Have you ever studied Gargoyles? They are fascinating creatures, who actually serve a purpose on buildings they adorn around the world.
The very thought conjures images of hideous, brooding creatures perched high above cities and villages The most terrifying ones look as though they might break free from the stone and attack. When gargoyles began appearing on churches throughout Europe in the 13th century, they served as decorative water spouts, crafted to preserve stone walls by diverting the flow of rainwater outward from rooftops. This function, technically speaking, distinguishes gargoyles from other stone beasts.
The word gargoyle derives from the French gargouille, meaning “throat.” This would appear to take its inspiration from the statues’ water-siphoning gullets, but in fact the name comes from the French legend of “La Gargouille,” a fearsome dragon that terrorized the inhabitants of the town of Rouen. For centuries, according to the story, the dragon swallowed up ships and flooded the town, until a priest named Romanus came along and agreed to vanquish the beast in exchange for the townspeople’s conversion to Christianity. Romanus tamed the dragon by making the sign of the cross, then led it into town where it was burned at the stake. The creature’s head, however, wouldn’t burn, so the townspeople cut it off and affixed it to their church. The gargouille’s head became a ward against evil and a warning to other dragons.
Because most Medieval Europeans could not read, the clergy needed visual representations of the horrors of hell to drive people to the sanctuary of the church. Placing gargoyles on the building’s exterior reinforced the idea that evil dwelt outside the church, while salvation dwelt within. Churches would also model gargoyles after the creatures worshipped by pagan tribes, thinking this would make their houses of worship appear more welcoming to them.
Despite their frightening appearance, Gargoyles are guardians who are seen to protect buildings from evil spirits, and do no harm to humans. Due to this, churches, which were considered holy places, often had these creatures on the roof to ward off the devil and demons.

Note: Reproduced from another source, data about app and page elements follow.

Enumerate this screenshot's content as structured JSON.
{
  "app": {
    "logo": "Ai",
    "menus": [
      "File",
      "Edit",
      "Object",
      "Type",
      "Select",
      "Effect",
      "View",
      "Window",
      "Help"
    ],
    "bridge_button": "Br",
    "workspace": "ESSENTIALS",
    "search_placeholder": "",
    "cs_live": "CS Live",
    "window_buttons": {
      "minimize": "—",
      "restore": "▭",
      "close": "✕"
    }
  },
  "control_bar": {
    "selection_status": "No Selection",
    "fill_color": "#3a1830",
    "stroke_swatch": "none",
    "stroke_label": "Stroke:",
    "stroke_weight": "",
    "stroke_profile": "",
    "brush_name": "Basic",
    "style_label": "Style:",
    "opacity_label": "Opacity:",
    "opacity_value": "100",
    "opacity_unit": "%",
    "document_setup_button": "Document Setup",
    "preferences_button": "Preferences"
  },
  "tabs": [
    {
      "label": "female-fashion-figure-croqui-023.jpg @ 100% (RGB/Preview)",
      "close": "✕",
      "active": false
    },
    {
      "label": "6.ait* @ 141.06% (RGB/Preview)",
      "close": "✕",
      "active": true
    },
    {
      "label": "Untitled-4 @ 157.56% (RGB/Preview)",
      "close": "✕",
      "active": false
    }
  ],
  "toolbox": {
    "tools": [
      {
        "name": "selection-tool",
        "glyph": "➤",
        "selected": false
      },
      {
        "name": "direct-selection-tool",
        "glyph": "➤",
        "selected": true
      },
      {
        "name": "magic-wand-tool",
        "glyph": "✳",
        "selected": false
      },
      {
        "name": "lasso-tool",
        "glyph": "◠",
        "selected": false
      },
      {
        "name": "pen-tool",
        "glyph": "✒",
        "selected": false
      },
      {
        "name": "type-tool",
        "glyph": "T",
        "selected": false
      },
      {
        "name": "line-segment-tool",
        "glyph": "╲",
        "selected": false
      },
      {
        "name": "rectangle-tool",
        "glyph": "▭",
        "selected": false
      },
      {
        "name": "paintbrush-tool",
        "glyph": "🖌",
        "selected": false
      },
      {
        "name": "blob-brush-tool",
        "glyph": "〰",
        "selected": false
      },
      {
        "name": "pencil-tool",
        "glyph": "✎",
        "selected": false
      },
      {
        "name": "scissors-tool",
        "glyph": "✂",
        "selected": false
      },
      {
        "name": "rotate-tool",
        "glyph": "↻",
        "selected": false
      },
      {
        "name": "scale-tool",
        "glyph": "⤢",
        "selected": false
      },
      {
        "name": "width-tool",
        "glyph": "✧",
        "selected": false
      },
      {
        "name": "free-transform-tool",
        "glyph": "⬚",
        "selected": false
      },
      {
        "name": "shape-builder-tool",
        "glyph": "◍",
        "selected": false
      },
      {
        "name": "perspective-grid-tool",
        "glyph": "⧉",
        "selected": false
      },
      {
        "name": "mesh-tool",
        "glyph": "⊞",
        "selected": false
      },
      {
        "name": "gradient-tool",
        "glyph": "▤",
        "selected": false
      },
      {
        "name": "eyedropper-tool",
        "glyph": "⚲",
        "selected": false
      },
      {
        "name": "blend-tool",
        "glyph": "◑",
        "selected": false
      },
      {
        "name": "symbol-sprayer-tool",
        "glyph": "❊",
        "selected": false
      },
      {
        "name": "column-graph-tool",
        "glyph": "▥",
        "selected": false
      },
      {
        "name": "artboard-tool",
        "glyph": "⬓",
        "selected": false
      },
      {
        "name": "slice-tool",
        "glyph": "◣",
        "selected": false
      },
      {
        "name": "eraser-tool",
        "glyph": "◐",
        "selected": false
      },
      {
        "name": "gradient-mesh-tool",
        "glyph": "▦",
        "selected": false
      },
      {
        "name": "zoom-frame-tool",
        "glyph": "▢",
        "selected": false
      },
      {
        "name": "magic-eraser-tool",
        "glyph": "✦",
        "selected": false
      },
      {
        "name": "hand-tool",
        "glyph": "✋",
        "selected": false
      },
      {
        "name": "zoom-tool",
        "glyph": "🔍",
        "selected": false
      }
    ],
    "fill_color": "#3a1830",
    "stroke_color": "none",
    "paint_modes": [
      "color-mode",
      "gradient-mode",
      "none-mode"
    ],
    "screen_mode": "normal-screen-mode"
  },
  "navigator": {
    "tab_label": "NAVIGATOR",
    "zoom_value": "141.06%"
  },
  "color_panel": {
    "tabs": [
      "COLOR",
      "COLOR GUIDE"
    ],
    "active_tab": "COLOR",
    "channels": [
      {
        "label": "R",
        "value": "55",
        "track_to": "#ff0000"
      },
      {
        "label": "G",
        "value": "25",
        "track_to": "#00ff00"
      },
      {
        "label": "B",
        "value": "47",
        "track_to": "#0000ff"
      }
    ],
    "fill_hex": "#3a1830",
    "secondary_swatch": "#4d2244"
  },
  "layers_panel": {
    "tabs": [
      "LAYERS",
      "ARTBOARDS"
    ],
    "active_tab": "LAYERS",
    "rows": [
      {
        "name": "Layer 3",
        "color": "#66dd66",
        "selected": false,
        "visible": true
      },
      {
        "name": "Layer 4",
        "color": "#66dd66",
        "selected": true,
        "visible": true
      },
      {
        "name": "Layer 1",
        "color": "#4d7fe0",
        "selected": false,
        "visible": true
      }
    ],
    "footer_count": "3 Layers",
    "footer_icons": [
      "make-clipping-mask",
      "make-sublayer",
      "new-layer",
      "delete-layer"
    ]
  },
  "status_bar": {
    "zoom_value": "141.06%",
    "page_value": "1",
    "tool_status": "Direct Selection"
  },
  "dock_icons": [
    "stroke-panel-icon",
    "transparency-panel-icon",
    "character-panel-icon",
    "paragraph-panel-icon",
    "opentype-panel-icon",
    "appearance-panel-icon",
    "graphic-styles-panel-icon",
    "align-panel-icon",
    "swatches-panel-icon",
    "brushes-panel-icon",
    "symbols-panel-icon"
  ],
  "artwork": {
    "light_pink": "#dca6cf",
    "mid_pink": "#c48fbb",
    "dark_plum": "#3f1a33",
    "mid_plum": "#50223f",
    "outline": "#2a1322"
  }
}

Although the name gargoyle dates back just a few centuries, the practice of crafting decorative, animal-themed drain spouts reaches back several millennia. The ancient Egyptians loved lion statues, as did the Romans and the Greeks. The oldest gargoyle-like creation is a 13,000-year-old stone crocodile discovered in Turkey.
The world’s most famous gargoyles, and the ones that most influenced the popular wings-and-horns image of the creatures, are found on Paris’s Notre Dame Cathedral. Although the cathedral was constructed in the 13th century, the gargoyles were part of an extensive restoration project in the mid 1800s.
If you get chance to see any of these mysterious adornments, you won’t regret studying them closely.